REDUCE: To boil or simmer a liquid until it reaches a smaller volume through evaporation. A liquid so reduced has a greater concentration of flavor. If it contains starch it becomes thicker.

BRAISE: To cook with a small amount of liquid in a covered container in a low lemperature to produce a thick sauce. Examples are adobo, mechado, etc.

POACH: To cook submerged in liquid at temperatures of roughly 160° to 180º F (71º – 82º C). A liquid at these temperatures has bubbles on the bottom of the pan but is undisturbed.

SEAL OR SEAR: To expose the surface of meat to extreme heat in a hot pan or oven for the purpose of browning before cooking at a lower temperature; a partial-cooking process and by so doing enhance the flavor.

ROAST: To cook by heated air, usually in an enclosed space such as an oven or barbecue pit, but also on a revolving spit before an open fire. Roasting nearly always refers to meats.

POT ROAST: Applied to cooking larger cuts of meat by braising.

BROIL: To cook with heat from above like the broiler. Example is the ham.

COOK: To bring about change in a food product by applying heat over a period of time, usually to make the food more edible.

PEEL: To strip of the outer covering. Applied to oranges, grapefruit, etc.

CUBE: A cube-shaped cut ½ to 1 inch. To cube is to cut into cubes.

DICE: A cube-shaped cut but smaller than the cube at about ¼ inch.

FINE DICE: A cube-shaped cut 1/8 inch in size; brunoise.

CHOP: To divide into small pieces with a knife or other sharp tool.

MINCE: To cut into very fine pieces using a knife, food grinder, blender or food processor.

JULIENNE: To cut meat or vegetables into thin stick-shaped pieces (1/8 x 1/8 x 1½ -2 inches ).

WEDGE: A wedge-shaped cut of food, usually a section of a round or oval product such as an apple or lemon.

STRIPS: Cut into long, narrow pieces.

SHRED: To cut into very fine strips or pieces.

GRIND: To reduce to particles by cutting, crushing, or grinding.

GRATE: To shred food into small pieces with the use of a grater.

MASH: To crush, beat or squeeze food into a soft state by using a fork or a masher.

PUREE: To mash a cooked product to a fine pulp, usually by forcing it through a sieve or putting it into a blender.

SCORE: To make shallow or deep cuts in a decorative pattern with the point or a knife. Food such as a whole fish is often scored so that it will cook evenly.

SIFT: To shake through a fine sieve.

STRAIN: To separate liquids from solids by passing through a sieve or cheesecloth.

BREAD: To coat the surface of a food with flour, egg wash, and breadcrumbs before cooking or frying.

COAT: To cover surfaces of an item with another substance.

DIP: To briefly plunge bite-size foods in a liquid mixture.

DREDGE: To sprinkle or coat lightly with flour, cornmeal, or ground almonds.

ROLL: To pass a product through a powdery substance; to dredge.

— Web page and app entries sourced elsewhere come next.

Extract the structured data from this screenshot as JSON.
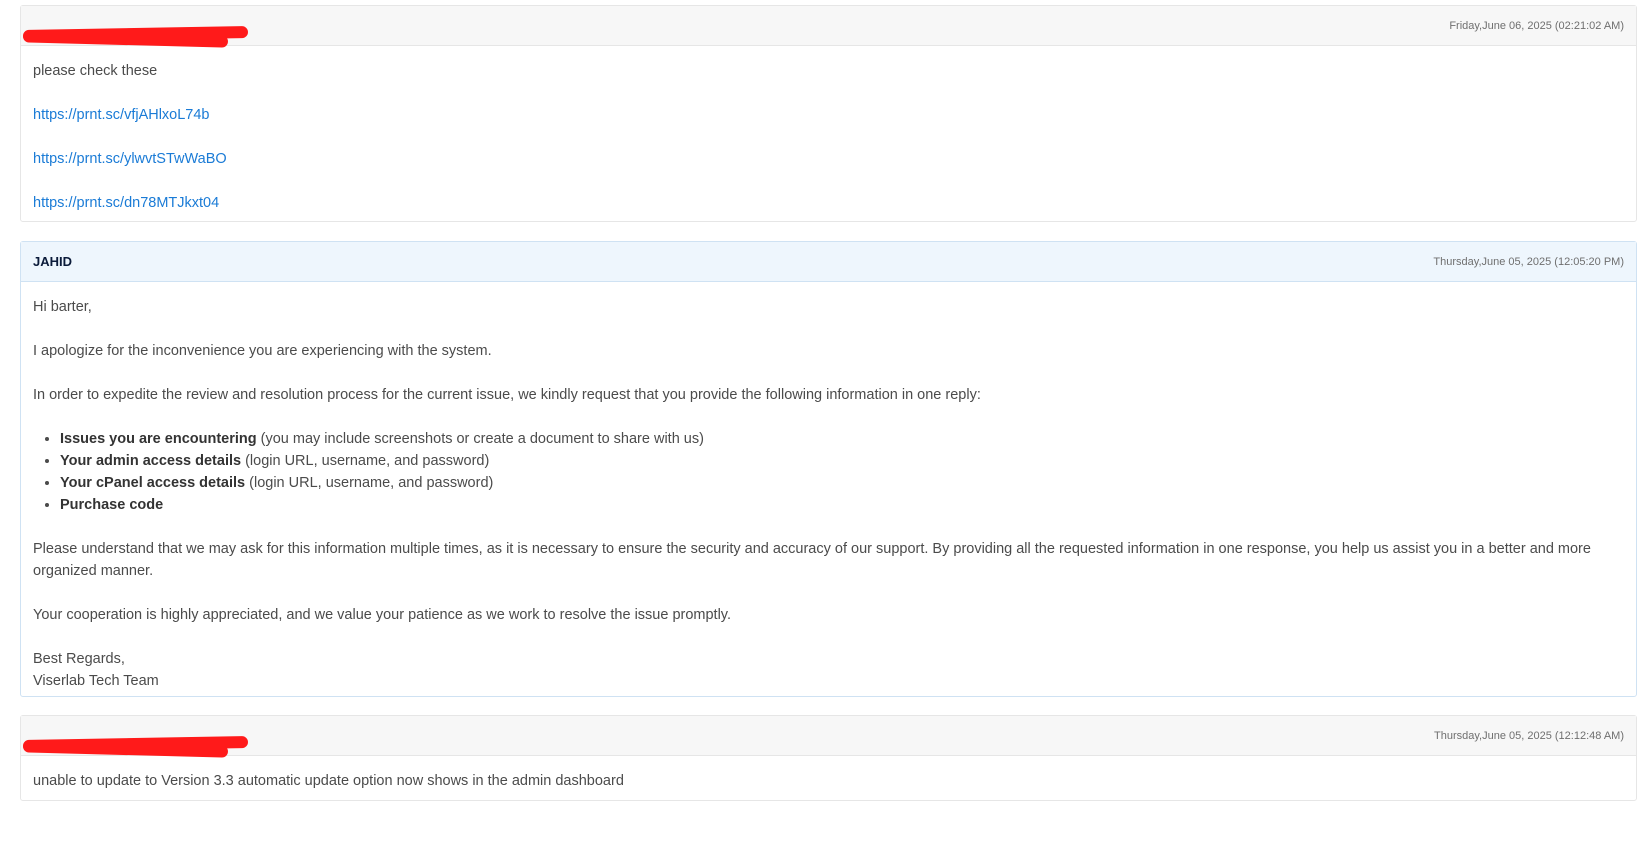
{
  "messages": [
    {
      "author": "",
      "email": "",
      "timestamp": "Friday,June 06, 2025 (02:21:02 AM)",
      "body_intro": "please check these",
      "links": [
        "https://prnt.sc/vfjAHlxoL74b",
        "https://prnt.sc/ylwvtSTwWaBO",
        "https://prnt.sc/dn78MTJkxt04"
      ]
    },
    {
      "author": "JAHID",
      "timestamp": "Thursday,June 05, 2025 (12:05:20 PM)",
      "greeting": "Hi barter,",
      "apology": "I apologize for the inconvenience you are experiencing with the system.",
      "request": "In order to expedite the review and resolution process for the current issue, we kindly request that you provide the following information in one reply:",
      "items": [
        {
          "bold": "Issues you are encountering",
          "rest": " (you may include screenshots or create a document to share with us)"
        },
        {
          "bold": "Your admin access details",
          "rest": " (login URL, username, and password)"
        },
        {
          "bold": "Your cPanel access details",
          "rest": " (login URL, username, and password)"
        },
        {
          "bold": "Purchase code",
          "rest": ""
        }
      ],
      "understand": "Please understand that we may ask for this information multiple times, as it is necessary to ensure the security and accuracy of our support. By providing all the requested information in one response, you help us assist you in a better and more organized manner.",
      "cooperation": "Your cooperation is highly appreciated, and we value your patience as we work to resolve the issue promptly.",
      "signoff_1": "Best Regards,",
      "signoff_2": "Viserlab Tech Team"
    },
    {
      "author": "",
      "email": "",
      "timestamp": "Thursday,June 05, 2025 (12:12:48 AM)",
      "body": "unable to update to Version 3.3 automatic update option now shows in the admin dashboard"
    }
  ],
  "colors": {
    "link": "#1a7bd6",
    "staff_header_bg": "#eef6fd",
    "redaction": "#ff1a1a"
  }
}
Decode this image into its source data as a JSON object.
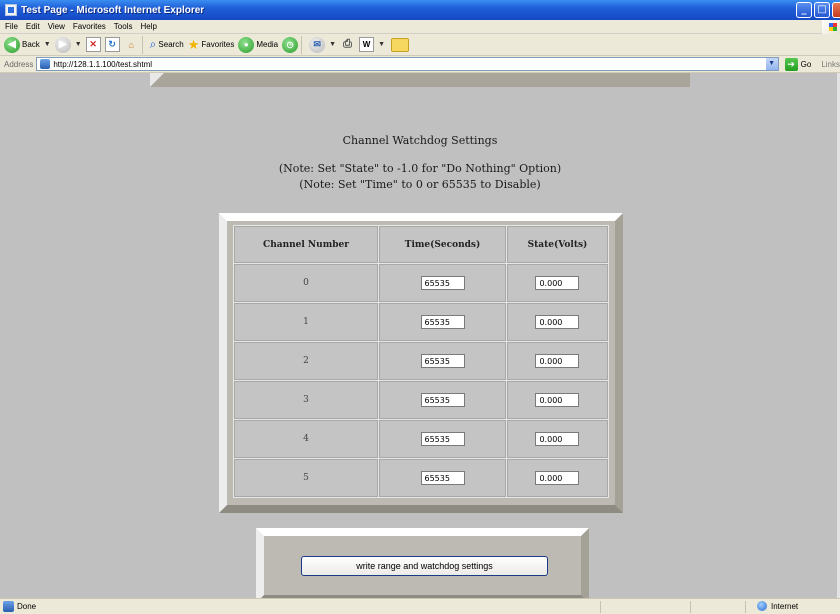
{
  "window": {
    "title": "Test Page - Microsoft Internet Explorer",
    "controls": {
      "minimize": "_",
      "maximize": "□",
      "close": ""
    }
  },
  "menubar": {
    "items": [
      "File",
      "Edit",
      "View",
      "Favorites",
      "Tools",
      "Help"
    ]
  },
  "toolbar": {
    "back_label": "Back",
    "search_label": "Search",
    "favorites_label": "Favorites",
    "media_label": "Media",
    "icons": [
      "back-icon",
      "forward-icon",
      "stop-icon",
      "refresh-icon",
      "home-icon",
      "search-icon",
      "favorites-icon",
      "media-icon",
      "history-icon",
      "mail-icon",
      "print-icon",
      "edit-icon",
      "folder-icon"
    ]
  },
  "addressbar": {
    "label": "Address",
    "url": "http://128.1.1.100/test.shtml",
    "go_label": "Go",
    "links_label": "Links"
  },
  "page": {
    "title": "Channel Watchdog Settings",
    "note1": "(Note: Set \"State\" to -1.0 for \"Do Nothing\" Option)",
    "note2": "(Note: Set \"Time\" to 0 or 65535 to Disable)",
    "table": {
      "headers": [
        "Channel Number",
        "Time(Seconds)",
        "State(Volts)"
      ],
      "rows": [
        {
          "channel": "0",
          "time": "65535",
          "state": "0.000"
        },
        {
          "channel": "1",
          "time": "65535",
          "state": "0.000"
        },
        {
          "channel": "2",
          "time": "65535",
          "state": "0.000"
        },
        {
          "channel": "3",
          "time": "65535",
          "state": "0.000"
        },
        {
          "channel": "4",
          "time": "65535",
          "state": "0.000"
        },
        {
          "channel": "5",
          "time": "65535",
          "state": "0.000"
        }
      ]
    },
    "submit_label": "write range and watchdog settings"
  },
  "statusbar": {
    "status": "Done",
    "zone": "Internet"
  },
  "colors": {
    "titlebar": "#1f5fd8",
    "chrome": "#ece9d8",
    "page_bg": "#c0c0c0"
  }
}
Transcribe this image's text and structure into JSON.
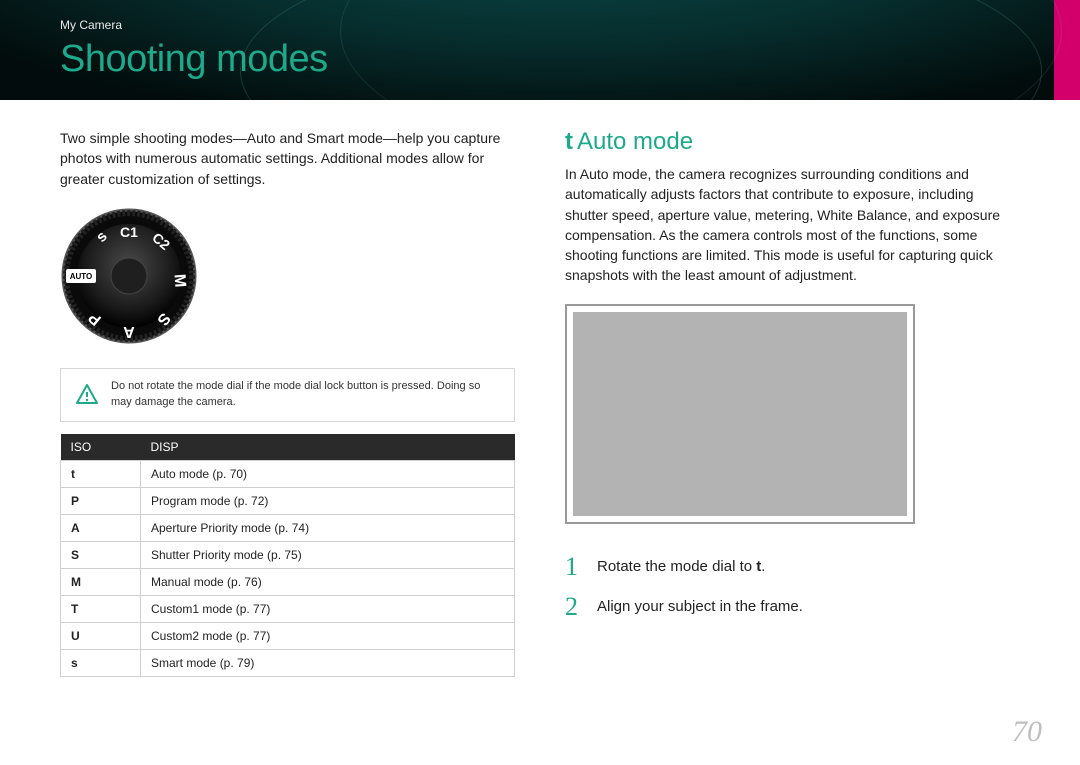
{
  "breadcrumb": "My Camera",
  "page_title": "Shooting modes",
  "intro": "Two simple shooting modes—Auto and Smart mode—help you capture photos with numerous automatic settings. Additional modes allow for greater customization of settings.",
  "dial": {
    "labels": [
      "AUTO",
      "P",
      "A",
      "S",
      "M",
      "C2",
      "C1"
    ],
    "smart_icon": "s"
  },
  "warning": "Do not rotate the mode dial if the mode dial lock button is pressed. Doing so may damage the camera.",
  "table": {
    "head_left": "ISO",
    "head_right": "DISP",
    "rows": [
      {
        "icon": "t",
        "desc": "Auto mode (p. 70)"
      },
      {
        "icon": "P",
        "desc": "Program mode (p. 72)"
      },
      {
        "icon": "A",
        "desc": "Aperture Priority mode (p. 74)"
      },
      {
        "icon": "S",
        "desc": "Shutter Priority mode (p. 75)"
      },
      {
        "icon": "M",
        "desc": "Manual mode (p. 76)"
      },
      {
        "icon": "T",
        "desc": "Custom1 mode (p. 77)"
      },
      {
        "icon": "U",
        "desc": "Custom2 mode (p. 77)"
      },
      {
        "icon": "s",
        "desc": "Smart mode (p. 79)"
      }
    ]
  },
  "right": {
    "heading_prefix": "t",
    "heading": "Auto mode",
    "body": "In Auto mode, the camera recognizes surrounding conditions and automatically adjusts factors that contribute to exposure, including shutter speed, aperture value, metering, White Balance, and exposure compensation. As the camera controls most of the functions, some shooting functions are limited. This mode is useful for capturing quick snapshots with the least amount of adjustment."
  },
  "steps": [
    {
      "n": "1",
      "pre": "Rotate the mode dial to ",
      "bold": "t",
      "post": "."
    },
    {
      "n": "2",
      "pre": "Align your subject in the frame.",
      "bold": "",
      "post": ""
    }
  ],
  "page_number": "70"
}
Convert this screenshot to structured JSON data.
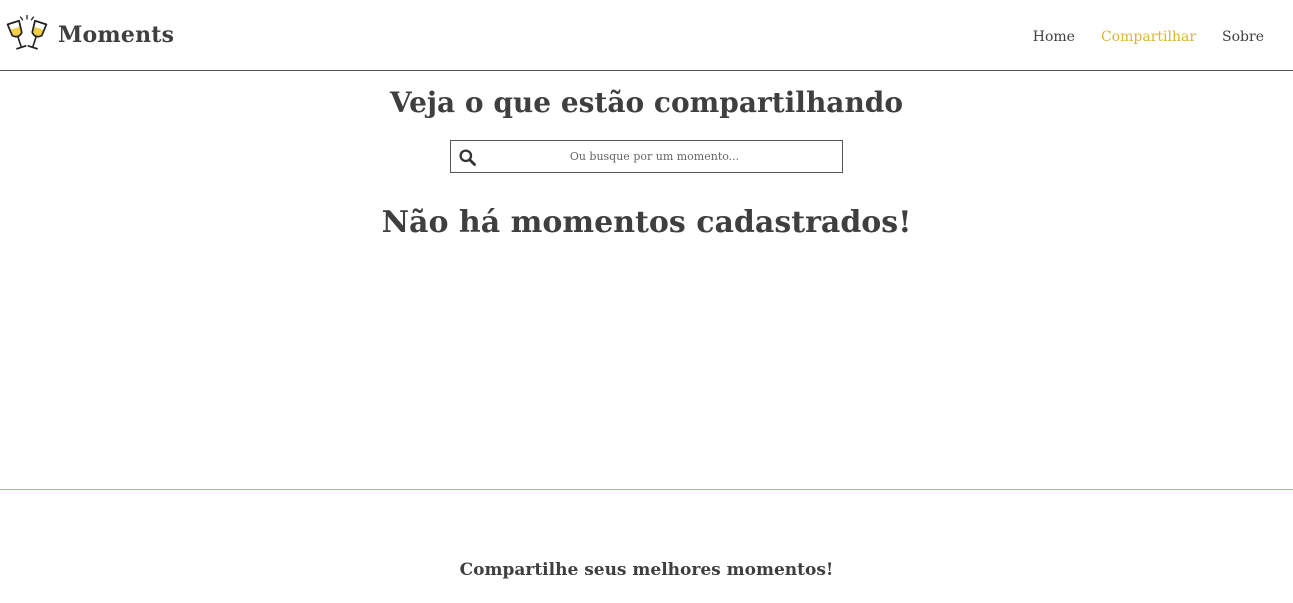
{
  "navbar": {
    "brand_title": "Moments",
    "logo_icon": "champagne-toast-icon",
    "links": [
      {
        "label": "Home",
        "active": false
      },
      {
        "label": "Compartilhar",
        "active": true
      },
      {
        "label": "Sobre",
        "active": false
      }
    ]
  },
  "main": {
    "title": "Veja o que estão compartilhando",
    "search": {
      "placeholder": "Ou busque por um momento...",
      "value": "",
      "icon": "search-icon"
    },
    "empty_message": "Não há momentos cadastrados!"
  },
  "footer": {
    "text": "Compartilhe seus melhores momentos!"
  },
  "colors": {
    "accent": "#d9b534",
    "text": "#3f3f3f",
    "border": "#555555",
    "background": "#ffffff"
  }
}
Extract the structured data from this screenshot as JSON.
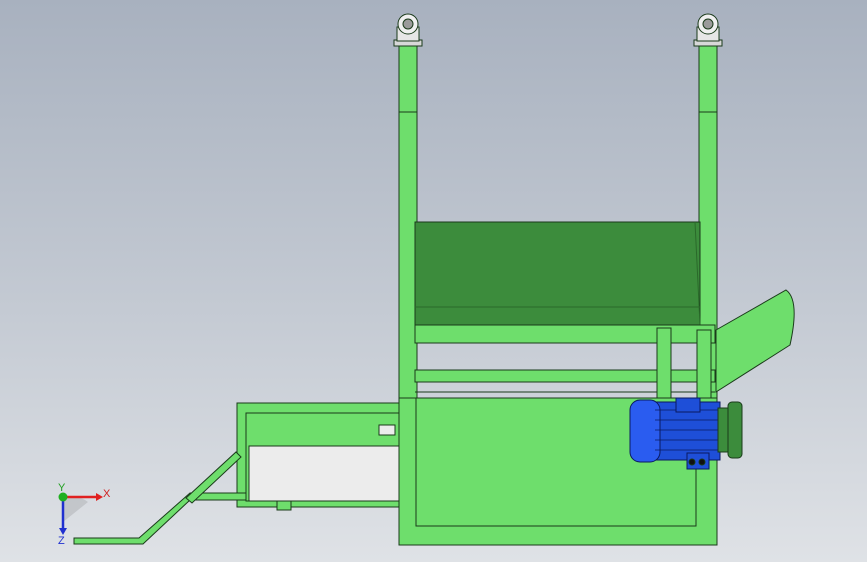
{
  "triad": {
    "x_label": "X",
    "y_label": "Y",
    "z_label": "Z"
  },
  "colors": {
    "frame_green": "#6ede6c",
    "dark_green": "#3c8c3c",
    "outline": "#1a3a1a",
    "motor_blue": "#1e4fd8",
    "axis_x": "#e02020",
    "axis_y": "#20b020",
    "axis_z": "#2030d0"
  }
}
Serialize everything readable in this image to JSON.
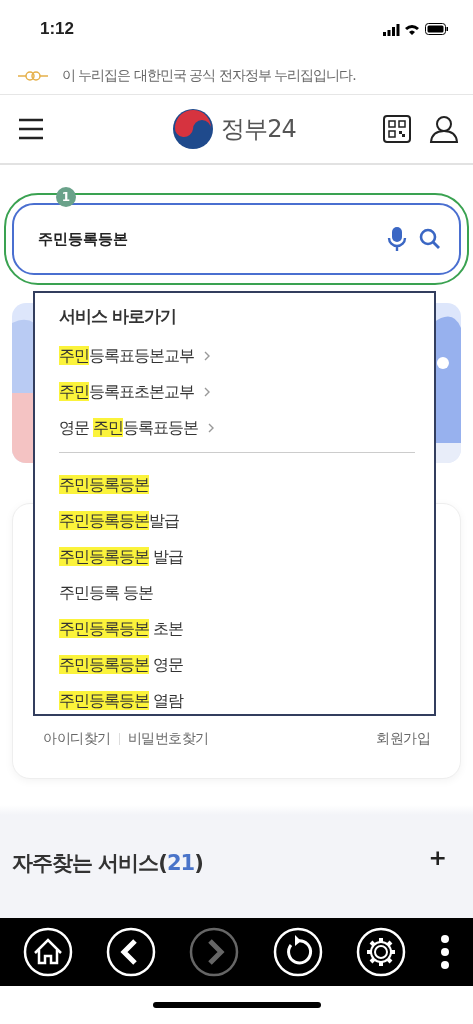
{
  "status_bar": {
    "time": "1:12"
  },
  "notice": {
    "text": "이 누리집은 대한민국 공식 전자정부 누리집입니다."
  },
  "header": {
    "logo_text": "정부24"
  },
  "search": {
    "value": "주민등록등본",
    "callout": "1"
  },
  "suggestions": {
    "heading": "서비스 바로가기",
    "shortcuts": [
      [
        {
          "text": "주민",
          "highlight": true
        },
        {
          "text": "등록표등본교부",
          "highlight": false
        }
      ],
      [
        {
          "text": "주민",
          "highlight": true
        },
        {
          "text": "등록표초본교부",
          "highlight": false
        }
      ],
      [
        {
          "text": "영문 ",
          "highlight": false
        },
        {
          "text": "주민",
          "highlight": true
        },
        {
          "text": "등록표등본",
          "highlight": false
        }
      ]
    ],
    "keywords": [
      [
        {
          "text": "주민등록등본",
          "highlight": true
        }
      ],
      [
        {
          "text": "주민등록등본",
          "highlight": true
        },
        {
          "text": "발급",
          "highlight": false
        }
      ],
      [
        {
          "text": "주민등록등본",
          "highlight": true
        },
        {
          "text": " 발급",
          "highlight": false
        }
      ],
      [
        {
          "text": "주민등록 등본",
          "highlight": false
        }
      ],
      [
        {
          "text": "주민등록등본",
          "highlight": true
        },
        {
          "text": " 초본",
          "highlight": false
        }
      ],
      [
        {
          "text": "주민등록등본",
          "highlight": true
        },
        {
          "text": " 영문",
          "highlight": false
        }
      ],
      [
        {
          "text": "주민등록등본",
          "highlight": true
        },
        {
          "text": " 열람",
          "highlight": false
        }
      ]
    ]
  },
  "login_links": [
    "아이디찾기",
    "비밀번호찾기",
    "회원가입"
  ],
  "frequent": {
    "title": "자주찾는 서비스(",
    "count": "21",
    "close": ")",
    "more": "+"
  },
  "toolbar": [
    {
      "kind": "home",
      "disabled": false
    },
    {
      "kind": "back",
      "disabled": false
    },
    {
      "kind": "forward",
      "disabled": true
    },
    {
      "kind": "reload",
      "disabled": false
    },
    {
      "kind": "settings",
      "disabled": false
    },
    {
      "kind": "more",
      "disabled": false
    }
  ]
}
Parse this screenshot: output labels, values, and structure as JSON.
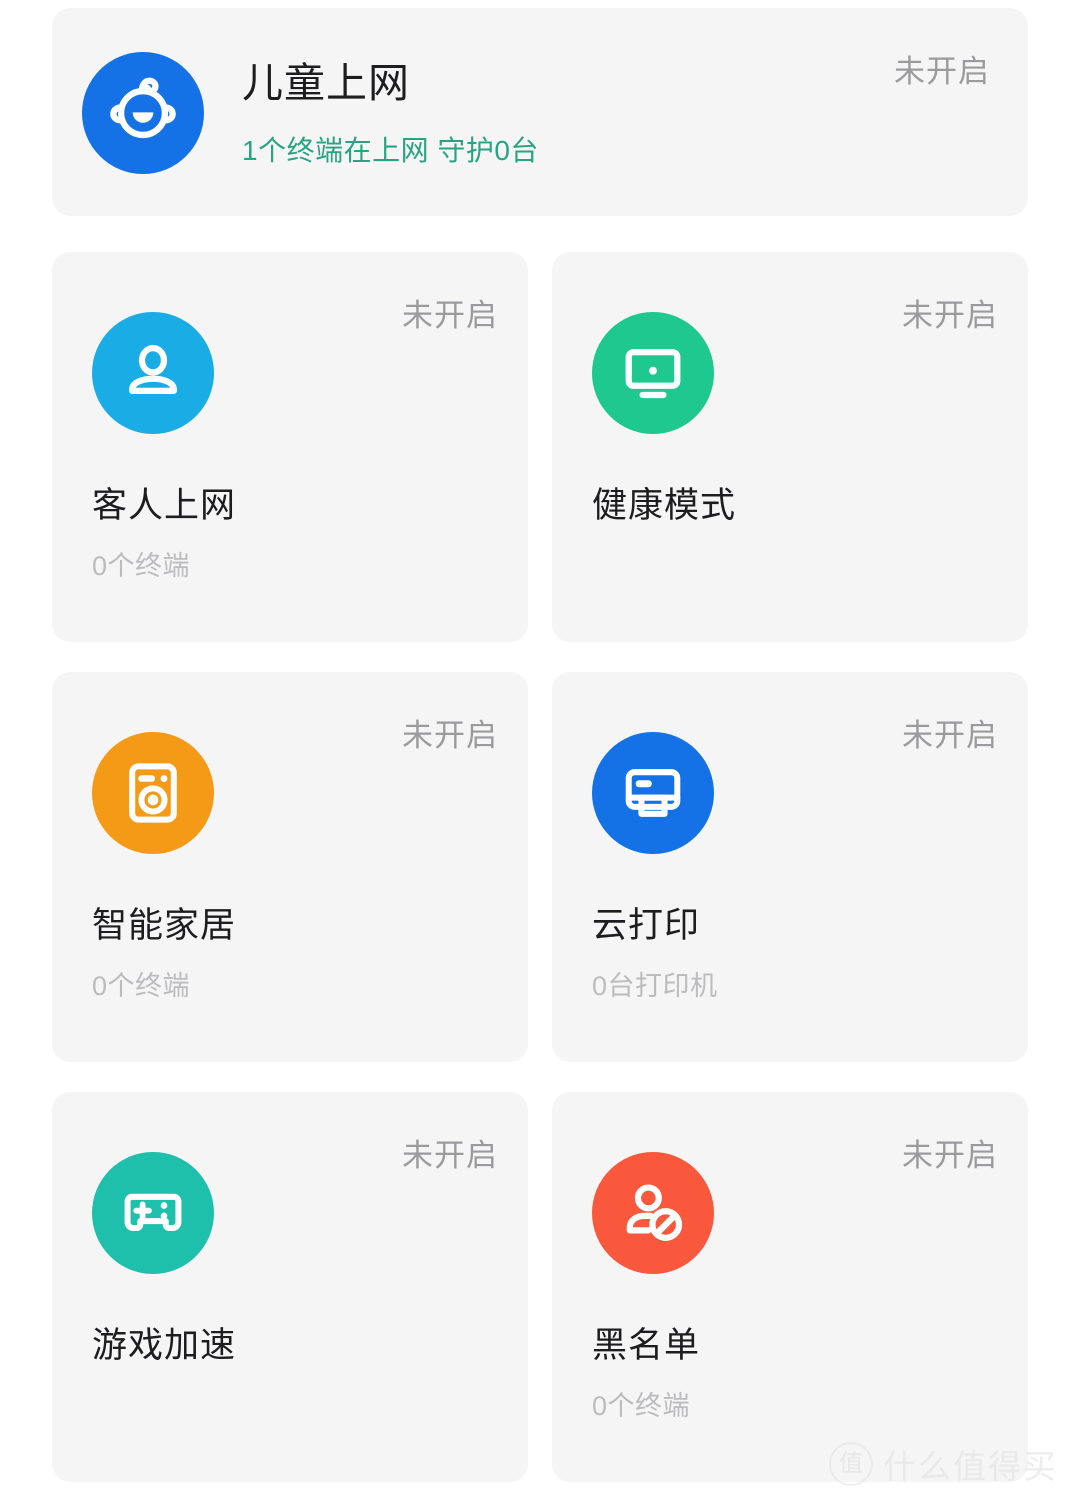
{
  "hero": {
    "title": "儿童上网",
    "subtitle": "1个终端在上网  守护0台",
    "status": "未开启",
    "icon": "baby-face-icon",
    "icon_color": "#1472e6",
    "subtitle_color": "#2aa383",
    "status_color": "#9b9b9d"
  },
  "tiles": [
    {
      "title": "客人上网",
      "subtitle": "0个终端",
      "status": "未开启",
      "icon": "person-icon",
      "icon_color": "#1aade5"
    },
    {
      "title": "健康模式",
      "subtitle": "",
      "status": "未开启",
      "icon": "monitor-icon",
      "icon_color": "#1fc88e"
    },
    {
      "title": "智能家居",
      "subtitle": "0个终端",
      "status": "未开启",
      "icon": "washing-machine-icon",
      "icon_color": "#f59a16"
    },
    {
      "title": "云打印",
      "subtitle": "0台打印机",
      "status": "未开启",
      "icon": "printer-icon",
      "icon_color": "#1472e6"
    },
    {
      "title": "游戏加速",
      "subtitle": "",
      "status": "未开启",
      "icon": "gamepad-icon",
      "icon_color": "#1ec0ab"
    },
    {
      "title": "黑名单",
      "subtitle": "0个终端",
      "status": "未开启",
      "icon": "person-blocked-icon",
      "icon_color": "#f9583c"
    }
  ],
  "watermark": {
    "badge": "值",
    "text": "什么值得买"
  },
  "theme": {
    "page_background": "#ffffff",
    "card_background": "#f5f5f6",
    "title_color": "#1d1d1f",
    "subtitle_color": "#bcbcbe"
  }
}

DUST: To sprinkle a fine substance such as sugar or flour gently on a surface.

DRIZZLE: To pour liquid into thin streams to have a thread like effect.

BARBECUE: To slow-roast over coals, or under free flame or oven electric unit, usually basting with seasoned sauce like barbecue sauce.

GRILL: To cook on a grate with heat from below. The term is also used loosely for cooking on a fry-top range.

SCALD: To bring just to boiling, usually for milk. Also to rinse with boiling water.

BLANCH: To plunge into a boiling liquid and cook 10 to 20 percent of doneness. This is done also to remove the outer covering or skins from nuts, fruits, and some vegetables.

4. Well, Cook Something already!!! Just like I stated earlier the only way you are going to learn is not by necessarily studying terminology but by jumping in and getting your feet wet! So, jump in already and don’t be scared. Start with some easy things: Grilled cheese, scrambled eggs, omelets, pasta, hot dogs, etc.